The public spending has continued, even though European Union countries had accumulated mountains of new debt to save their economies during the Covid pandemic in 2020.

But some leaders have taken pride at their use of the public purse to battle this new crisis, which has sent inflation soaring, raised the cost of living and sparked fears of recession.

After announcing €14billion in new measures last week, Italian Prime Minister Mario Draghi boasted the latest spending put Italy, “among the countries that have spent the most in Europe”.

The Bruegel institute, a Brussels-based think tank that is tracking energy crisis spending by EU governments, ranks Italy as the second-biggest spender in Europe, after Germany.

READ ALSO How EU countries aim to cut energy bills and avoid blackouts this winter

Rome has allocated €59.2billion since September 2021 to shield households and businesses from the rising energy prices, accounting for 3.3 percent of its gross domestic product.

Germany tops the list with €100.2billion, or 2.8 percent of its GDP, as the country was hit hard by its reliance on Russian gas supplies, which have dwindled in suspected retaliation over Western sanctions against Moscow for the war.

On Wednesday, Germany announced the nationalisation of troubled gas giant Uniper.

France, which shielded consumers from gas and electricity price rises early, ranks third with €53.6billion euros allocated so far, representing 2.2 percent of its GDP.

Spending to continue rising
EU countries have now put up €314billion so far since September 2021, according to Bruegel.

“This number is set to increase as energy prices remain elevated,” Simone Tagliapietra, a senior fellow at Bruegel, told AFP.

The energy bills of a typical European family could reach €500 per month early next year, compared to €160 in 2021, according to US investment bank Goldman Sachs.

The measures to help consumers have ranged from a special tax on excess profits in Italy, to the energy price freeze in France, and subsidies public transport in Germany.

But the spending follows a pandemic response that increased public debt, which in the first quarter accounted for 189 percent of Greece’s GDP, 153 percent in Italy, 127 percent in Portugal, 118 percent in Spain and 114 percent in France.

“Initially designed as a temporary response to what was supposed to be a temporary problem, these measures have ballooned and become structural,” Tagliapietra said.

“This is clearly not sustainable from a public finance perspective. It is important that governments make an effort to focus this action on the most vulnerable households and businesses as much as possible.”

Budget reform
The higher spending comes as borrowing costs are rising.

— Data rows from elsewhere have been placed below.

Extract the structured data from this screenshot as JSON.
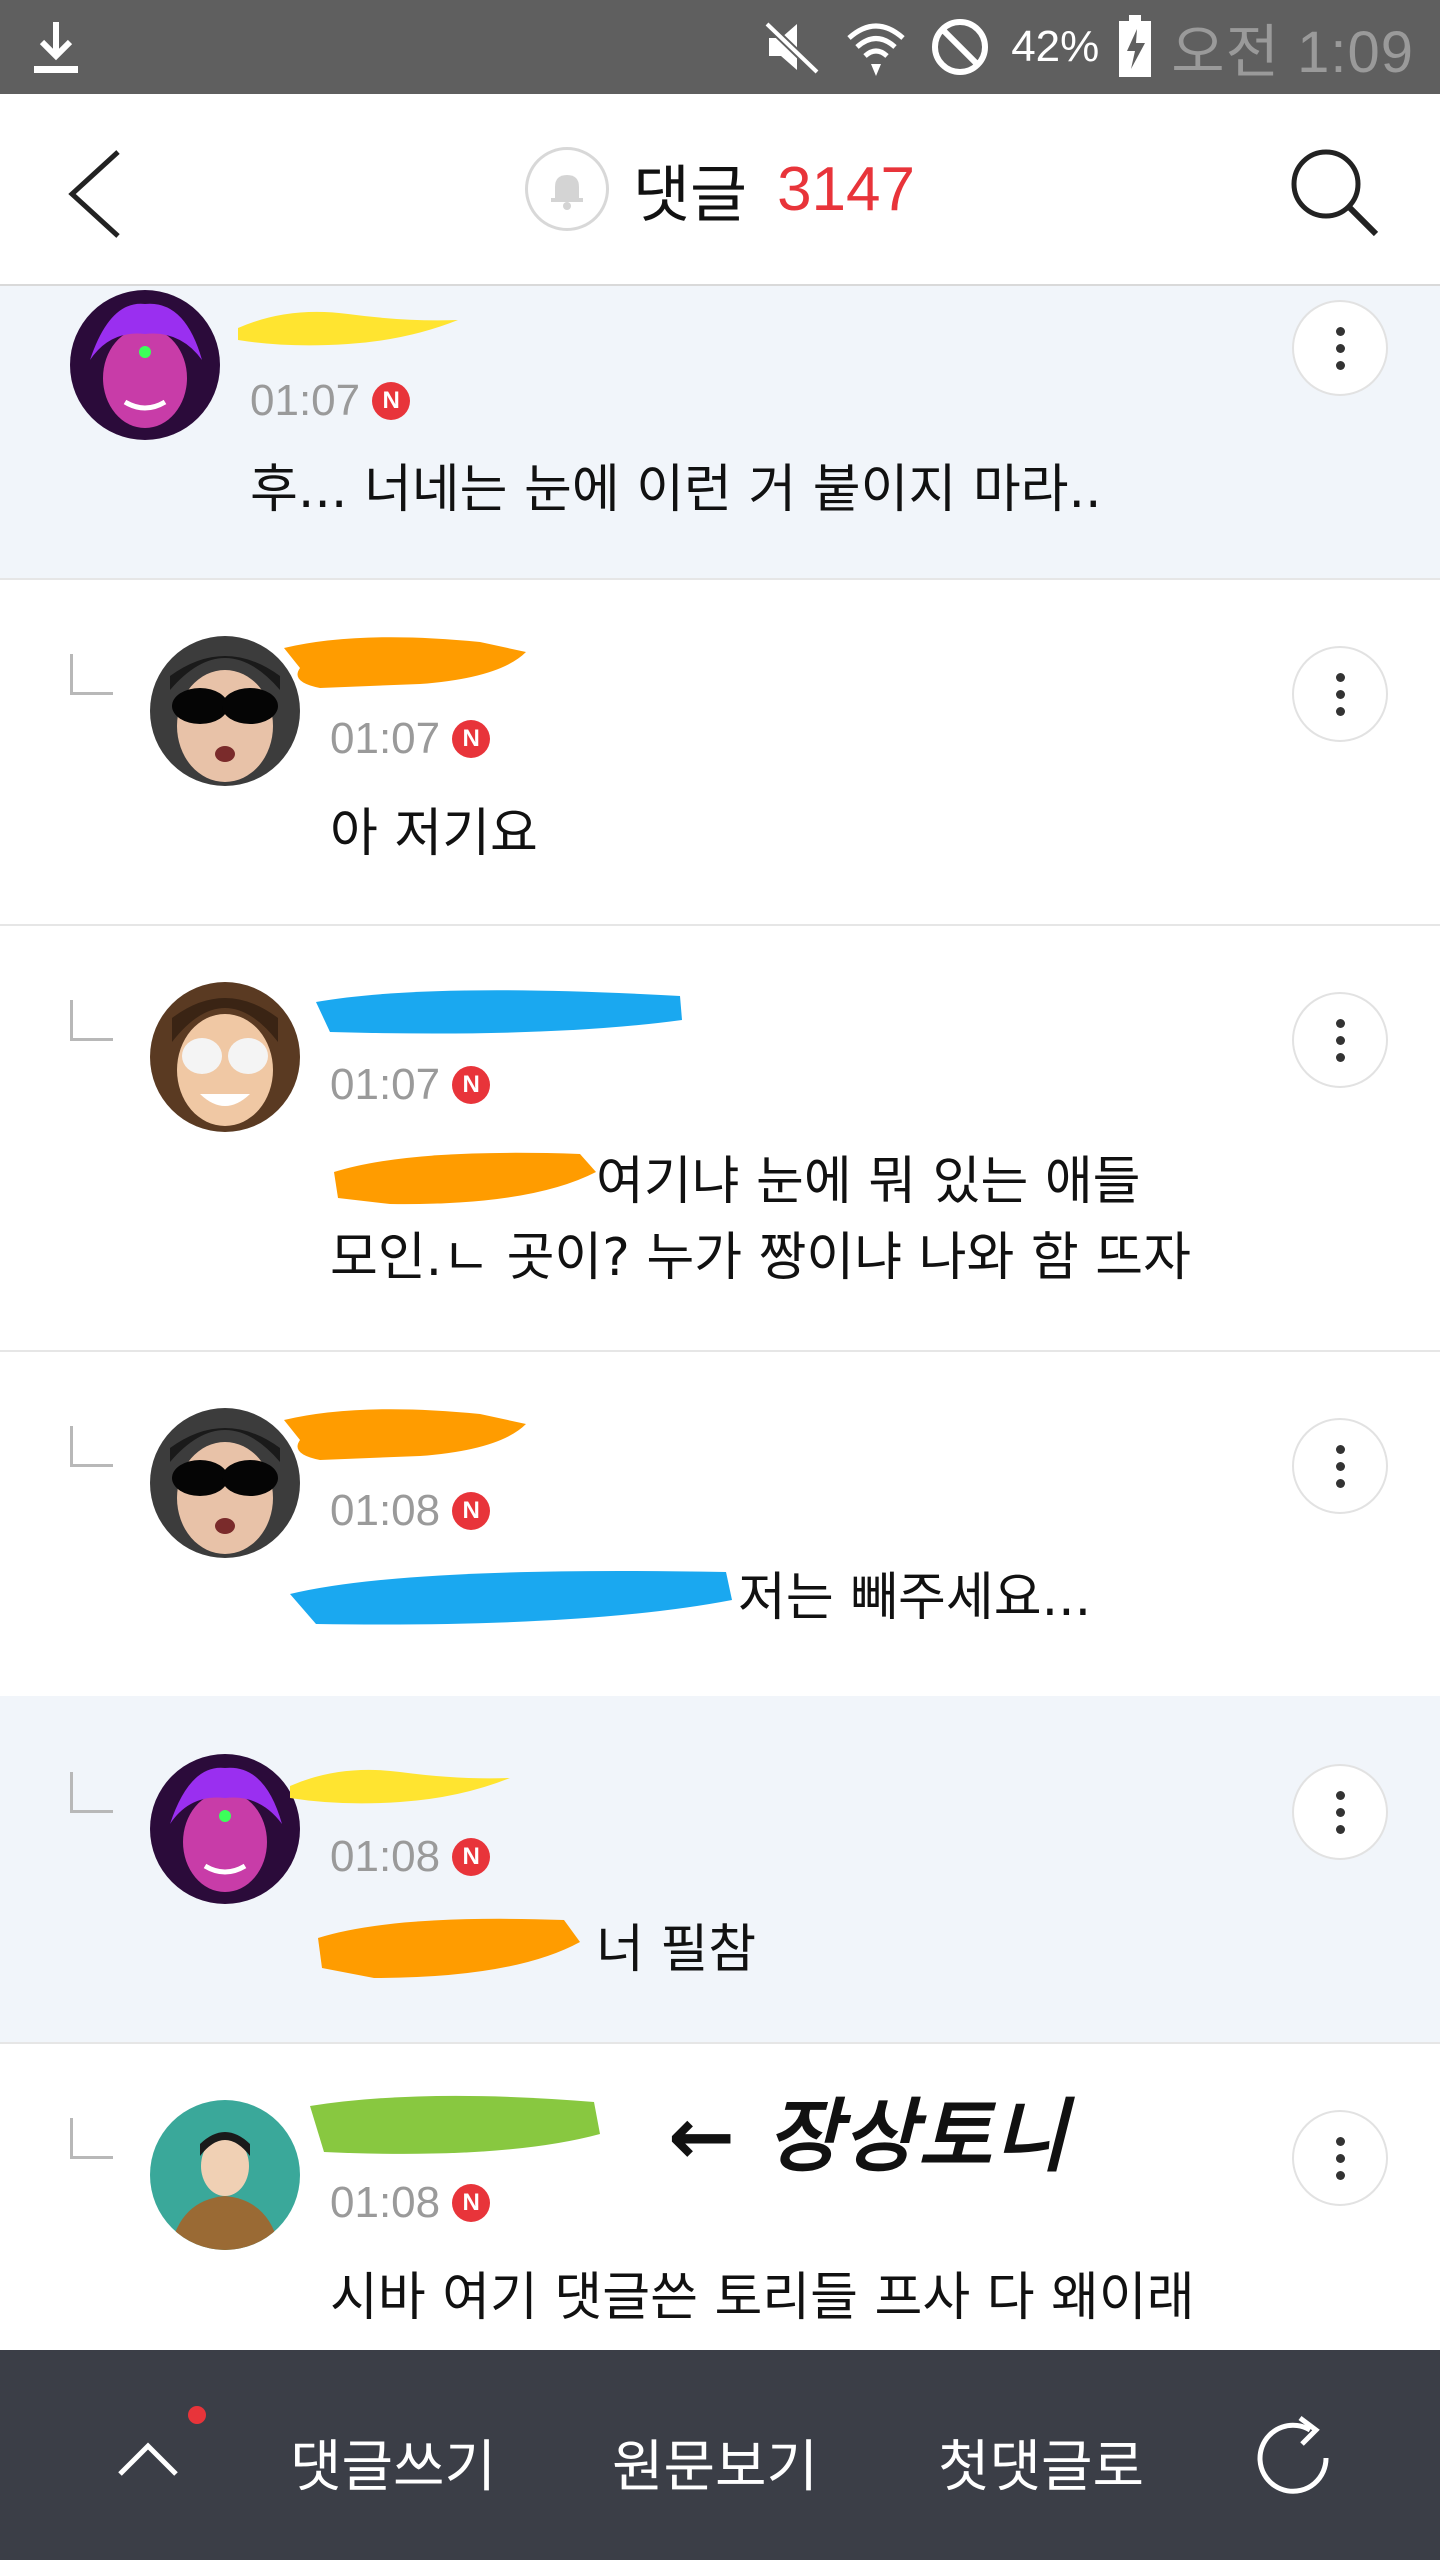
{
  "status_bar": {
    "battery": "42%",
    "time": "오전 1:09"
  },
  "header": {
    "title": "댓글",
    "count": "3147"
  },
  "comments": [
    {
      "time": "01:07",
      "badge": "N",
      "text": "후... 너네는 눈에 이런 거 붙이지 마라..",
      "reply": false,
      "highlight": true
    },
    {
      "time": "01:07",
      "badge": "N",
      "text": "아 저기요",
      "reply": true,
      "highlight": false
    },
    {
      "time": "01:07",
      "badge": "N",
      "text_line1": "여기냐 눈에 뭐 있는 애들",
      "text_line2": "모인.ㄴ 곳이? 누가 짱이냐 나와 함 뜨자",
      "reply": true,
      "highlight": false
    },
    {
      "time": "01:08",
      "badge": "N",
      "text": "저는 빼주세요...",
      "reply": true,
      "highlight": false
    },
    {
      "time": "01:08",
      "badge": "N",
      "text": "너 필참",
      "reply": true,
      "highlight": true
    },
    {
      "time": "01:08",
      "badge": "N",
      "text": "시바 여기 댓글쓴 토리들 프사 다 왜이래",
      "annotation": "← 장상토니",
      "reply": true,
      "highlight": false
    }
  ],
  "bottom_bar": {
    "write": "댓글쓰기",
    "original": "원문보기",
    "first": "첫댓글로"
  },
  "colors": {
    "accent": "#e8343a",
    "header_bg": "#ffffff",
    "status_bg": "#5f5f5f",
    "bottom_bg": "#3b3e47",
    "highlight_bg": "#f1f5fa"
  }
}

The European Central Bank hiked its rate for the first time in more than a decade in July to combat runaway inflation, which has been fuelled by soaring energy prices.

The yield on 10-year French sovereign bonds reached an eight-year high of 2.5 percent on Tuesday, while Germany now pays 1.8 percent interest after boasting a negative rate at the start of the year.

The rate charged to Italy has quadrupled from one percent earlier this year to four percent now, reviving the spectre of the debt crisis that threatened the eurozone a decade ago.

“It is critical to avoid debt crises that could have large destabilising effects and put the EU itself at risk,” the International Monetary Fund warned in a recent blog calling for reforms to budget rules.

The EU has suspended until 2023 rules that limit the public deficit of countries to three percent of GDP and debt to 60 percent.

The European Commission plans to present next month proposals to reform the 27-nation bloc’s budget rules, which have been shattered by the crises.